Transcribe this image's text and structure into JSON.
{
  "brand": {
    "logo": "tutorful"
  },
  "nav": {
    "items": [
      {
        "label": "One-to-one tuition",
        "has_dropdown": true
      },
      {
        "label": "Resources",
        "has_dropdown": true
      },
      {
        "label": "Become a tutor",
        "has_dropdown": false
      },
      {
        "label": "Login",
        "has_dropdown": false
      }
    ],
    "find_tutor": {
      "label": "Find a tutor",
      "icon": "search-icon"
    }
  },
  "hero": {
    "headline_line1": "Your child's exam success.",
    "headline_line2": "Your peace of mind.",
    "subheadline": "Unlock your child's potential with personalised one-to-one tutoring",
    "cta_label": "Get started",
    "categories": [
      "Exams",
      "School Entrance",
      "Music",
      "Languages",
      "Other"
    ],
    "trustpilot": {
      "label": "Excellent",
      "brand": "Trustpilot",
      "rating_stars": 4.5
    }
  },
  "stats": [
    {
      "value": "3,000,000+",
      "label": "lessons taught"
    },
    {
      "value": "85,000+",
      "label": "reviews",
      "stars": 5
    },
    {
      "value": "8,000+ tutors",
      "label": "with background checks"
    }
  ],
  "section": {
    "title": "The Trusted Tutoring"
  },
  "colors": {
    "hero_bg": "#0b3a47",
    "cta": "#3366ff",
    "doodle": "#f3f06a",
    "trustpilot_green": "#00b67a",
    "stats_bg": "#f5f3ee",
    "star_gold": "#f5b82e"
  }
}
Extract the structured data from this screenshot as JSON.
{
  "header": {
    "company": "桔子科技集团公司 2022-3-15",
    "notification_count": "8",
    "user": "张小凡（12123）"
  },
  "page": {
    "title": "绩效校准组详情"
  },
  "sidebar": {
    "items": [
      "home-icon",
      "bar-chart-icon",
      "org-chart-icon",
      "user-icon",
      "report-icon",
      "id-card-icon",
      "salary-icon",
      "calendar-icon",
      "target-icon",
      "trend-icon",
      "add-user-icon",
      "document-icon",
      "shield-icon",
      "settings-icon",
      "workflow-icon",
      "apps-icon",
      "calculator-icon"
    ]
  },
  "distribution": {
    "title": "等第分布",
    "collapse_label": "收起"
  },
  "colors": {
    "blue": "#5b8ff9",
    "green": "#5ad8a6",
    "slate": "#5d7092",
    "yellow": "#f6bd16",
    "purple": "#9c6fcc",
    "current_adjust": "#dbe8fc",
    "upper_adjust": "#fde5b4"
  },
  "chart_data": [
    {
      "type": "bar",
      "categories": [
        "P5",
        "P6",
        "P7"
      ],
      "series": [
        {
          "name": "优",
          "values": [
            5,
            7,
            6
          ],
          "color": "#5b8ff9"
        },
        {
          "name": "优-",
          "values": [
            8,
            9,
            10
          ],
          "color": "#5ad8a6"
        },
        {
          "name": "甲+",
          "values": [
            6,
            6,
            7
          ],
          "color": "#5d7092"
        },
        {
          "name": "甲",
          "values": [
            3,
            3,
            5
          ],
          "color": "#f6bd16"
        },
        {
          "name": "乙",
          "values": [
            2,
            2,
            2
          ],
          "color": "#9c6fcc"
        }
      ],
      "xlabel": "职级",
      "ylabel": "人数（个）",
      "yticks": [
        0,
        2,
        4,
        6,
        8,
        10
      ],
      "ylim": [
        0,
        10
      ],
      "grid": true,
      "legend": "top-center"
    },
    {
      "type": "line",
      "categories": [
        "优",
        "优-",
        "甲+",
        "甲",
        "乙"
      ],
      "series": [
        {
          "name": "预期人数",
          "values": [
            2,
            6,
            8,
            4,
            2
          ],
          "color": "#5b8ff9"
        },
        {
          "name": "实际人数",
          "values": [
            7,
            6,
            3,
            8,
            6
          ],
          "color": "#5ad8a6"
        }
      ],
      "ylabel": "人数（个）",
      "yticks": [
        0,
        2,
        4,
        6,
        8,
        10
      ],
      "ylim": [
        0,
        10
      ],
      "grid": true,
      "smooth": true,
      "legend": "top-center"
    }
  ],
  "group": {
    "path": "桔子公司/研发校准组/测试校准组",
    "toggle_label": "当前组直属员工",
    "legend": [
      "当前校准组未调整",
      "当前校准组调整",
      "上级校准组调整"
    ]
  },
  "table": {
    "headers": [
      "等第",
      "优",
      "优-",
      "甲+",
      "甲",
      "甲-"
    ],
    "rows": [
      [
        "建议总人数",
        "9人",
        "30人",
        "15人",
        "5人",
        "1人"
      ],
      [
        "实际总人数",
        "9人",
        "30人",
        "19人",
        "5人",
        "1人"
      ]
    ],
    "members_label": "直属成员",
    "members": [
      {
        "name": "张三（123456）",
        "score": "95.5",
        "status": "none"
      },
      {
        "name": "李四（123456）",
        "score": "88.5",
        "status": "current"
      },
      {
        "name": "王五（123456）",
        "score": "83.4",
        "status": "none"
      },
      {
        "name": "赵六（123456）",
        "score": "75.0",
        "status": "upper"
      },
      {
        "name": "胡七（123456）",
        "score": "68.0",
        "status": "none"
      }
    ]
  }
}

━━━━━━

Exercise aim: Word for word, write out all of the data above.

Task answer:
Transcribe this image's text and structure into JSON.
{
  "brand": {
    "logo": "tutorful"
  },
  "nav": {
    "items": [
      {
        "label": "One-to-one tuition",
        "has_dropdown": true
      },
      {
        "label": "Resources",
        "has_dropdown": true
      },
      {
        "label": "Become a tutor",
        "has_dropdown": false
      },
      {
        "label": "Login",
        "has_dropdown": false
      }
    ],
    "find_tutor": {
      "label": "Find a tutor",
      "icon": "search-icon"
    }
  },
  "hero": {
    "headline_line1": "Your child's exam success.",
    "headline_line2": "Your peace of mind.",
    "subheadline": "Unlock your child's potential with personalised one-to-one tutoring",
    "cta_label": "Get started",
    "categories": [
      "Exams",
      "School Entrance",
      "Music",
      "Languages",
      "Other"
    ],
    "trustpilot": {
      "label": "Excellent",
      "brand": "Trustpilot",
      "rating_stars": 4.5
    }
  },
  "stats": [
    {
      "value": "3,000,000+",
      "label": "lessons taught"
    },
    {
      "value": "85,000+",
      "label": "reviews",
      "stars": 5
    },
    {
      "value": "8,000+ tutors",
      "label": "with background checks"
    }
  ],
  "section": {
    "title": "The Trusted Tutoring"
  },
  "colors": {
    "hero_bg": "#0b3a47",
    "cta": "#3366ff",
    "doodle": "#f3f06a",
    "trustpilot_green": "#00b67a",
    "stats_bg": "#f5f3ee",
    "star_gold": "#f5b82e"
  }
}
Extract the structured data from this screenshot as JSON.
{
  "header": {
    "company": "桔子科技集团公司 2022-3-15",
    "notification_count": "8",
    "user": "张小凡（12123）"
  },
  "page": {
    "title": "绩效校准组详情"
  },
  "sidebar": {
    "items": [
      "home-icon",
      "bar-chart-icon",
      "org-chart-icon",
      "user-icon",
      "report-icon",
      "id-card-icon",
      "salary-icon",
      "calendar-icon",
      "target-icon",
      "trend-icon",
      "add-user-icon",
      "document-icon",
      "shield-icon",
      "settings-icon",
      "workflow-icon",
      "apps-icon",
      "calculator-icon"
    ]
  },
  "distribution": {
    "title": "等第分布",
    "collapse_label": "收起"
  },
  "colors": {
    "blue": "#5b8ff9",
    "green": "#5ad8a6",
    "slate": "#5d7092",
    "yellow": "#f6bd16",
    "purple": "#9c6fcc",
    "current_adjust": "#dbe8fc",
    "upper_adjust": "#fde5b4"
  },
  "chart_data": [
    {
      "type": "bar",
      "categories": [
        "P5",
        "P6",
        "P7"
      ],
      "series": [
        {
          "name": "优",
          "values": [
            5,
            7,
            6
          ],
          "color": "#5b8ff9"
        },
        {
          "name": "优-",
          "values": [
            8,
            9,
            10
          ],
          "color": "#5ad8a6"
        },
        {
          "name": "甲+",
          "values": [
            6,
            6,
            7
          ],
          "color": "#5d7092"
        },
        {
          "name": "甲",
          "values": [
            3,
            3,
            5
          ],
          "color": "#f6bd16"
        },
        {
          "name": "乙",
          "values": [
            2,
            2,
            2
          ],
          "color": "#9c6fcc"
        }
      ],
      "xlabel": "职级",
      "ylabel": "人数（个）",
      "yticks": [
        0,
        2,
        4,
        6,
        8,
        10
      ],
      "ylim": [
        0,
        10
      ],
      "grid": true,
      "legend": "top-center"
    },
    {
      "type": "line",
      "categories": [
        "优",
        "优-",
        "甲+",
        "甲",
        "乙"
      ],
      "series": [
        {
          "name": "预期人数",
          "values": [
            2,
            6,
            8,
            4,
            2
          ],
          "color": "#5b8ff9"
        },
        {
          "name": "实际人数",
          "values": [
            7,
            6,
            3,
            8,
            6
          ],
          "color": "#5ad8a6"
        }
      ],
      "ylabel": "人数（个）",
      "yticks": [
        0,
        2,
        4,
        6,
        8,
        10
      ],
      "ylim": [
        0,
        10
      ],
      "grid": true,
      "smooth": true,
      "legend": "top-center"
    }
  ],
  "group": {
    "path": "桔子公司/研发校准组/测试校准组",
    "toggle_label": "当前组直属员工",
    "legend": [
      "当前校准组未调整",
      "当前校准组调整",
      "上级校准组调整"
    ]
  },
  "table": {
    "headers": [
      "等第",
      "优",
      "优-",
      "甲+",
      "甲",
      "甲-"
    ],
    "rows": [
      [
        "建议总人数",
        "9人",
        "30人",
        "15人",
        "5人",
        "1人"
      ],
      [
        "实际总人数",
        "9人",
        "30人",
        "19人",
        "5人",
        "1人"
      ]
    ],
    "members_label": "直属成员",
    "members": [
      {
        "name": "张三（123456）",
        "score": "95.5",
        "status": "none"
      },
      {
        "name": "李四（123456）",
        "score": "88.5",
        "status": "current"
      },
      {
        "name": "王五（123456）",
        "score": "83.4",
        "status": "none"
      },
      {
        "name": "赵六（123456）",
        "score": "75.0",
        "status": "upper"
      },
      {
        "name": "胡七（123456）",
        "score": "68.0",
        "status": "none"
      }
    ]
  }
}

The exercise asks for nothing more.